=== Work item ===
From the listing below, extract every line containing "name".
===============
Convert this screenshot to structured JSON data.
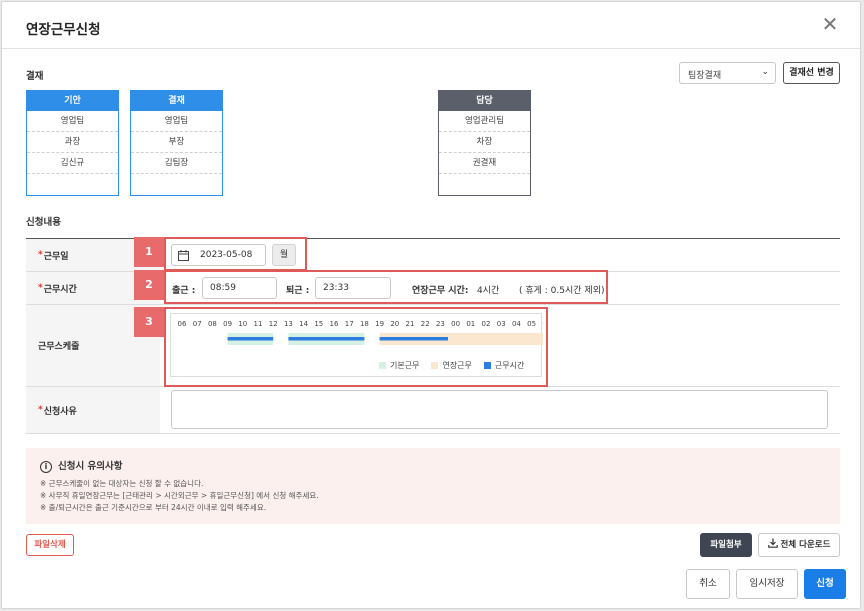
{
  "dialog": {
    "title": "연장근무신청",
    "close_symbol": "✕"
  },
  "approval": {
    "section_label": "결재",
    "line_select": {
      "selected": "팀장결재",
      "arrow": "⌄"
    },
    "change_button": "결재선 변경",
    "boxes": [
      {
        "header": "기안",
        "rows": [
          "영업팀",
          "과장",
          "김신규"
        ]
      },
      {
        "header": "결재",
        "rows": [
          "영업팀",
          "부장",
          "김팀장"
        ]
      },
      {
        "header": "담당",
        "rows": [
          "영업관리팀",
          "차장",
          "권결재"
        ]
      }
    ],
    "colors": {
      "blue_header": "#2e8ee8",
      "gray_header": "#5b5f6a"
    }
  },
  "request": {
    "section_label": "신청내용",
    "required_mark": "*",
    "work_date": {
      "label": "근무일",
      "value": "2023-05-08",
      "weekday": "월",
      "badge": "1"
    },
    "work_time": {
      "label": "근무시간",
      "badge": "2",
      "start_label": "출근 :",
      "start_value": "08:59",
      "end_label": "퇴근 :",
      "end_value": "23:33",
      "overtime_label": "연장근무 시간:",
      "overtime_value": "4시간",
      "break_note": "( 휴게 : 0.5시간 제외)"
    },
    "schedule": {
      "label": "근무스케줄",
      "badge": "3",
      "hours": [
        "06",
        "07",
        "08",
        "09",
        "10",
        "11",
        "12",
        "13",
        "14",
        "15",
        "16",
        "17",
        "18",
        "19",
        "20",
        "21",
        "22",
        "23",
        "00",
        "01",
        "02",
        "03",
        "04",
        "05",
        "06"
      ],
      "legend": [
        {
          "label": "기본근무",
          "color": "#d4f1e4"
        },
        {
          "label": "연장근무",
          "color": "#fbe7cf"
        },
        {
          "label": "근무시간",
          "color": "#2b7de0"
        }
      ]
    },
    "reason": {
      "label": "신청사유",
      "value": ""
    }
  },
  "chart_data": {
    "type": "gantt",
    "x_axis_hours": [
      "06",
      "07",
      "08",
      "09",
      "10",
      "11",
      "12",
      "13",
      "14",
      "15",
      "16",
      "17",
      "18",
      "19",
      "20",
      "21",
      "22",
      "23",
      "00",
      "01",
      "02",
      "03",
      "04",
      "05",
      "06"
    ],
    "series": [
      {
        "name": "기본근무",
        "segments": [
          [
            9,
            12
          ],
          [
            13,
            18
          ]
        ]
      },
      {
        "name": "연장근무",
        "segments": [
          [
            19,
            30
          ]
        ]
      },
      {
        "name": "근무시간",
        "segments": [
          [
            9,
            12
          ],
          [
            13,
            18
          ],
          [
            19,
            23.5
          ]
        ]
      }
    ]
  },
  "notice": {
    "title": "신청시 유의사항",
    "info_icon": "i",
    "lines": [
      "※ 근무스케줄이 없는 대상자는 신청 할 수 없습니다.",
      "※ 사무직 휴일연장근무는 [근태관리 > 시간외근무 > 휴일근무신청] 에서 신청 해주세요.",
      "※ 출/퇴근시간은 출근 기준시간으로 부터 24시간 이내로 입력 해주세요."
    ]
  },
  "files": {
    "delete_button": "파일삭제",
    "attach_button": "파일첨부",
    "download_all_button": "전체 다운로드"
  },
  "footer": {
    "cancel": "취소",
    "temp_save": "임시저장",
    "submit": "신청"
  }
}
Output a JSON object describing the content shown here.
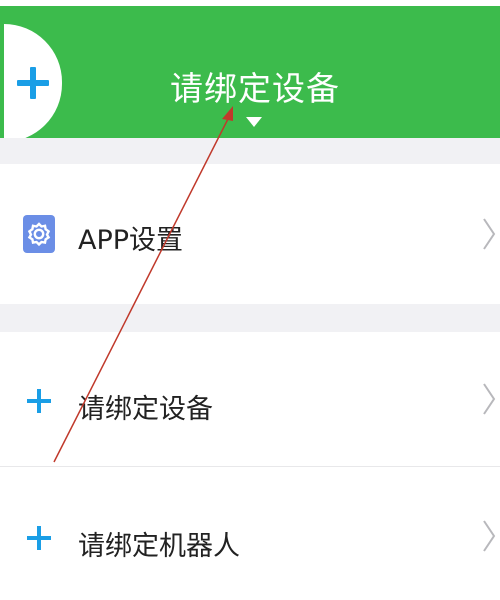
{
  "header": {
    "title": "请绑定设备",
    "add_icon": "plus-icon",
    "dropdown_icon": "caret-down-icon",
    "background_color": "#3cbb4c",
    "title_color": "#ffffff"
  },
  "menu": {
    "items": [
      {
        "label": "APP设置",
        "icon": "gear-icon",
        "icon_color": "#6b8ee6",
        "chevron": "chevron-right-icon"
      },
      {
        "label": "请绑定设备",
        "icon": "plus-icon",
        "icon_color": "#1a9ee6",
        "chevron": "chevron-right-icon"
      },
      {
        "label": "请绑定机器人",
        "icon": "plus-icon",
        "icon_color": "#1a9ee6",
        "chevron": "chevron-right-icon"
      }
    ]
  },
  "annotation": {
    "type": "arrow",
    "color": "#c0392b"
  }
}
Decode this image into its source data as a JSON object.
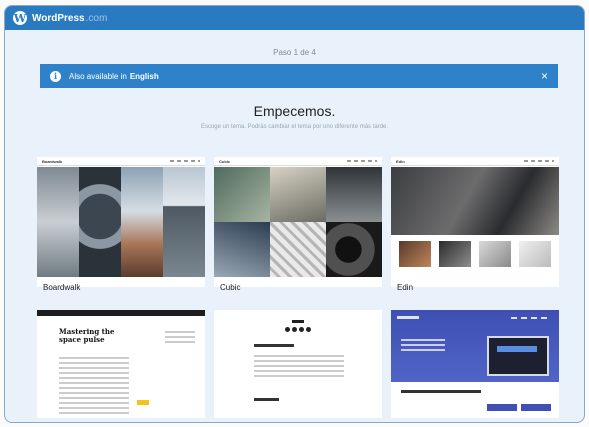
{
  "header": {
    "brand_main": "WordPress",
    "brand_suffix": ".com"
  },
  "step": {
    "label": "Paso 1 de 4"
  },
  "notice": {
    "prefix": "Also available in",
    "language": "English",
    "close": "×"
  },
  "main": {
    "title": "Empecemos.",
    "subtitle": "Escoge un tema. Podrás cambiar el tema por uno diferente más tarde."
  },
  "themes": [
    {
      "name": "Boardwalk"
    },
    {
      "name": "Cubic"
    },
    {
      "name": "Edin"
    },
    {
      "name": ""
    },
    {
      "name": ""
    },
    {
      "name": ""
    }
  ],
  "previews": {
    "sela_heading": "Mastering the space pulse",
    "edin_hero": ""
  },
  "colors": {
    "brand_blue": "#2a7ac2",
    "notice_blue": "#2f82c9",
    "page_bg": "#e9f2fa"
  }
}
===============
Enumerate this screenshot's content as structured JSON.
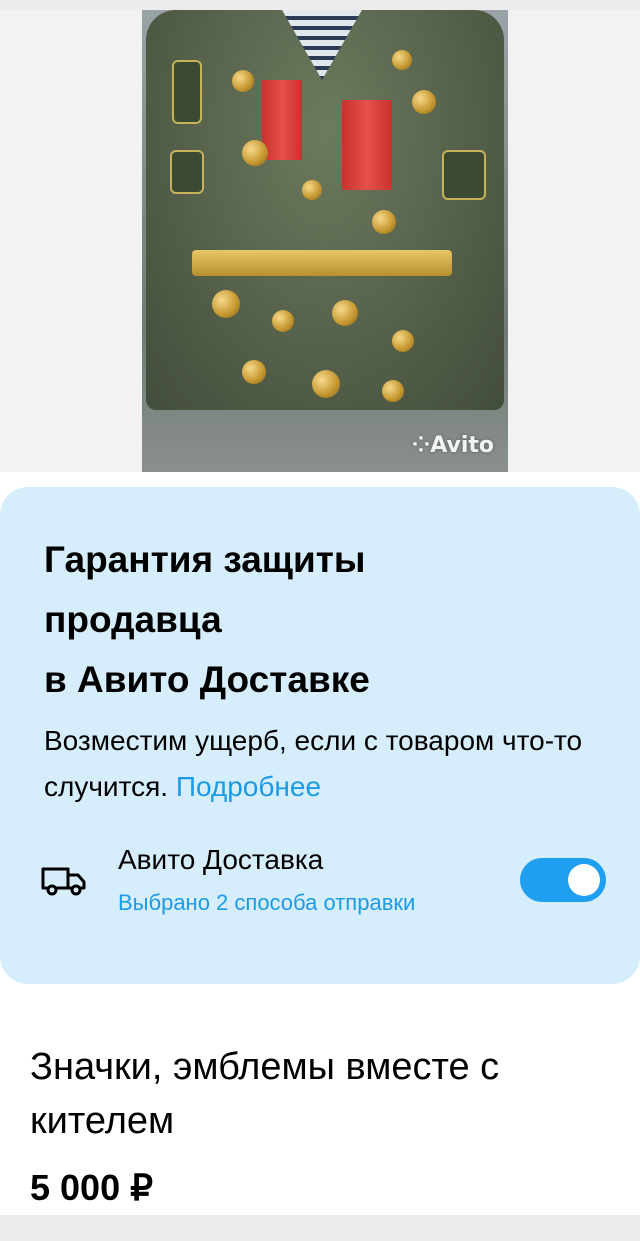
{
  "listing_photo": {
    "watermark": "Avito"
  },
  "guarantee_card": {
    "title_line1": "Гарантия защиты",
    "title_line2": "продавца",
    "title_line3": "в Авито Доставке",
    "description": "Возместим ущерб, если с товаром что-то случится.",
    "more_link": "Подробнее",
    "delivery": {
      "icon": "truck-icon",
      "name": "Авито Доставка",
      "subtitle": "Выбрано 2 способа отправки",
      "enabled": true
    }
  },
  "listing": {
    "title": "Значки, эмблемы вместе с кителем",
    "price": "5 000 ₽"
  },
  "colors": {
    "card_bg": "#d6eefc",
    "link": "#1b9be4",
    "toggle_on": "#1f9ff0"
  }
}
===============
=== Exercise output ===
        "name": "기본근무",
        "name": "연장근무",
        "name": "근무시간",
      "name": "Boardwalk"
      "name": "Cubic"
      "name": "Edin"
      "name": ""
      "name": ""
      "name": ""
      "name": "Авито Доставка",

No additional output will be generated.